* INSTRUCTIONS TO FOLLOW
Go line by line through the records below. Copy whichever lines contain the string "text".

* Data excerpts
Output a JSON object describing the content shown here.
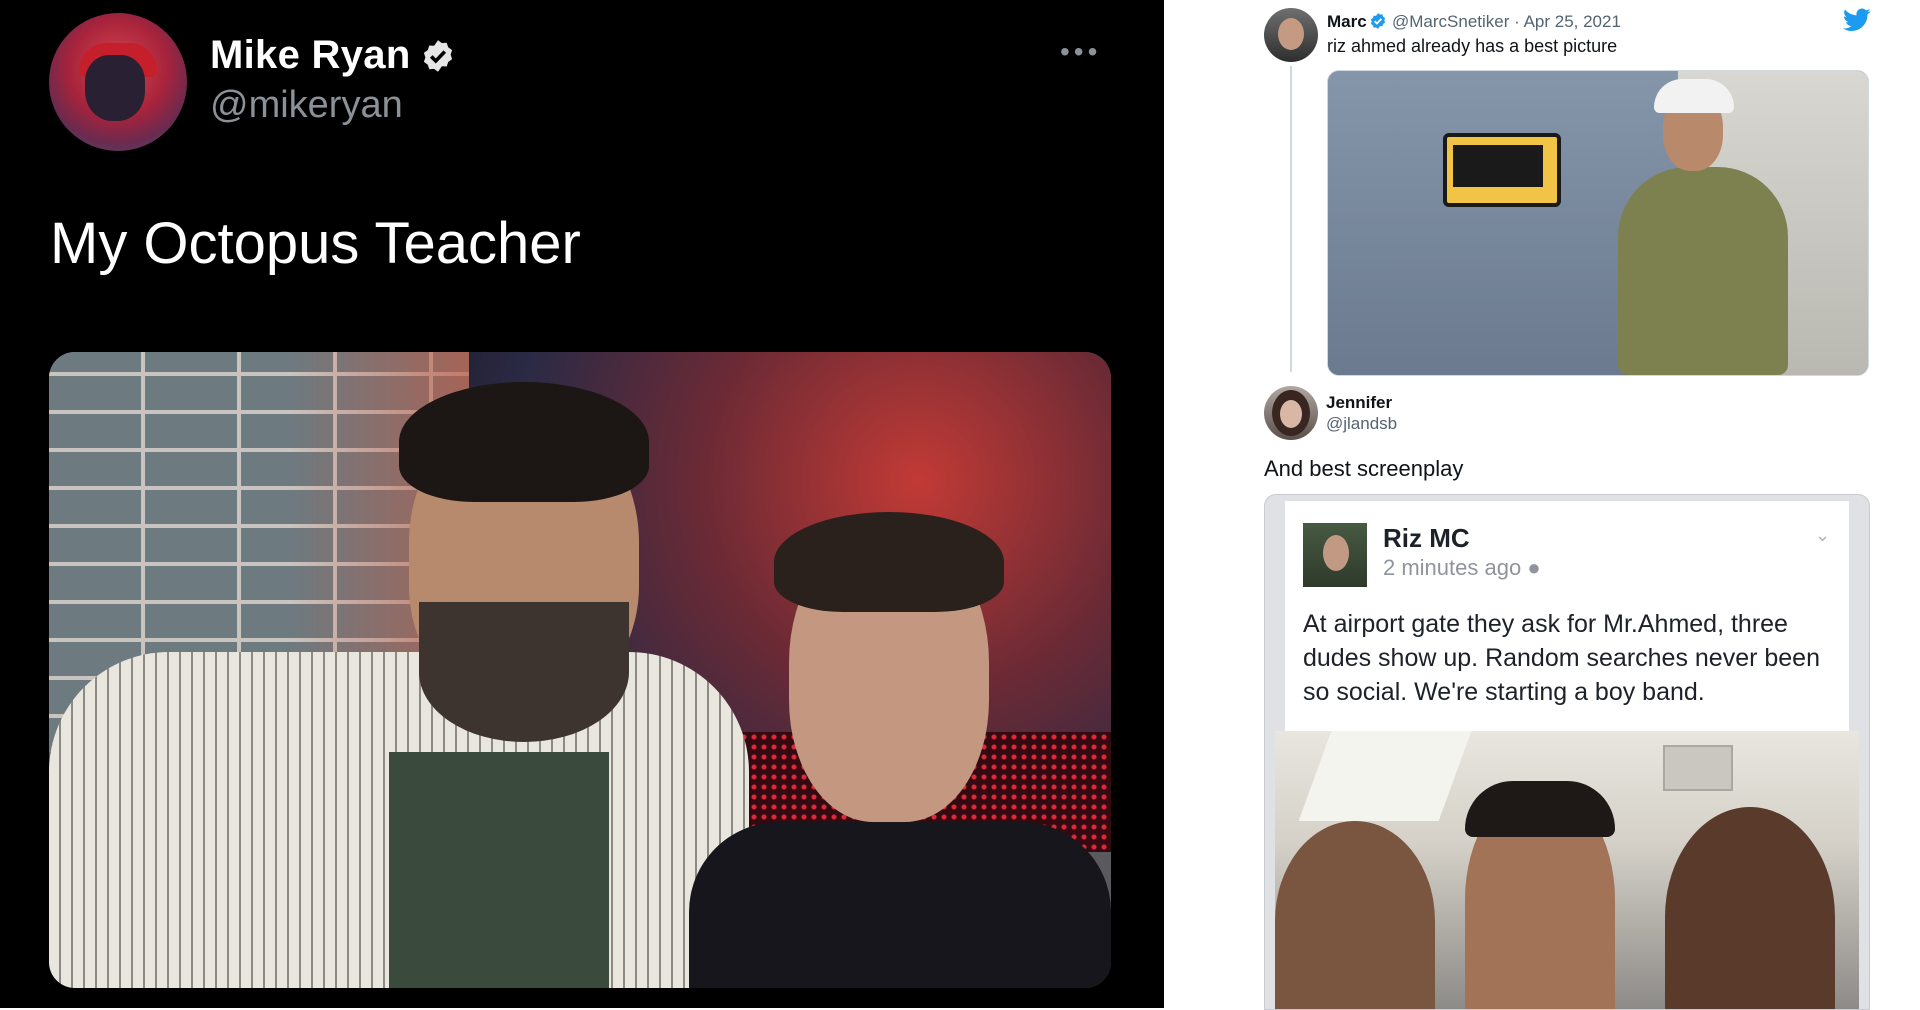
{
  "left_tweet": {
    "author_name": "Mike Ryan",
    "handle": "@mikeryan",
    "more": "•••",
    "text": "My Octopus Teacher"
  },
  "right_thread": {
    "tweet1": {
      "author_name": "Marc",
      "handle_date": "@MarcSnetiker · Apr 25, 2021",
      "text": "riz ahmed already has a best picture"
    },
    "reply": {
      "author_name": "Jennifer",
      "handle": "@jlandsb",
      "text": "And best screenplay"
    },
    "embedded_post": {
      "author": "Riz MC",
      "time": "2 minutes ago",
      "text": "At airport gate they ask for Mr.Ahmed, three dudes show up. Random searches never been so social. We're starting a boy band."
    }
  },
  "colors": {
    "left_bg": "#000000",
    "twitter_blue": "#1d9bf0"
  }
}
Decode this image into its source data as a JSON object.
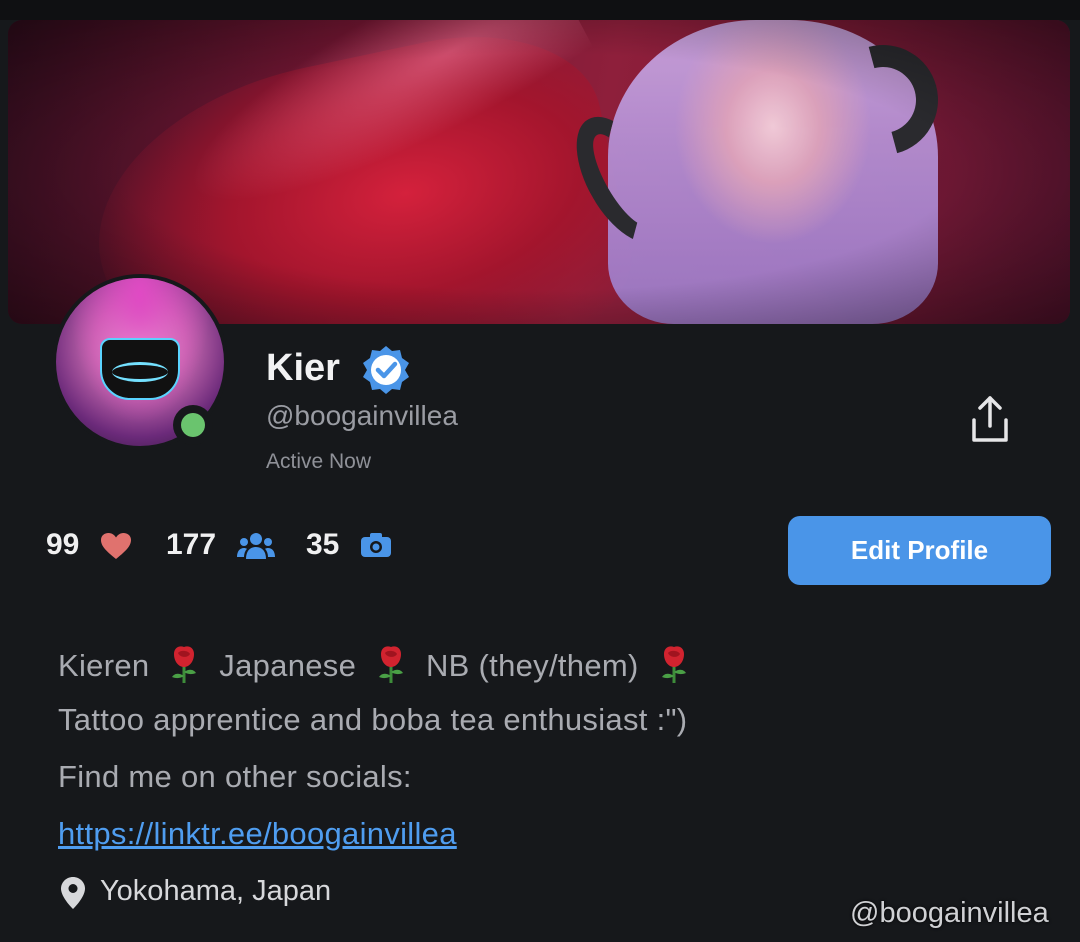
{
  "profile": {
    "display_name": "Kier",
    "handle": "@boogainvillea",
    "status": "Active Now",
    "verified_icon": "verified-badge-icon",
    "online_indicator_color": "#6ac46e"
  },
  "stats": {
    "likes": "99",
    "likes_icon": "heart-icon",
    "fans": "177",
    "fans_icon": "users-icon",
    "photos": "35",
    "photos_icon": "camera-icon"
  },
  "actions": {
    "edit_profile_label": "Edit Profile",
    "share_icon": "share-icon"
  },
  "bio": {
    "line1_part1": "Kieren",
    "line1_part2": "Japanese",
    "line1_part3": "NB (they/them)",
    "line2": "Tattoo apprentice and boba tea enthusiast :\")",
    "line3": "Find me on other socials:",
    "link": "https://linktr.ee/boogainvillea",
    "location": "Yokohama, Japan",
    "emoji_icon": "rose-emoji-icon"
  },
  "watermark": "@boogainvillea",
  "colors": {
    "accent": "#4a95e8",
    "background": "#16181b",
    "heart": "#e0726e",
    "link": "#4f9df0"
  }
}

* EXERCISE RESPONSE
    "text": "My Octopus Teacher"
      "text": "riz ahmed already has a best picture"
      "text": "And best screenplay"
      "text": "At airport gate they ask for Mr.Ahmed, three dudes show up. Random searches never been so social. We're starting a boy band."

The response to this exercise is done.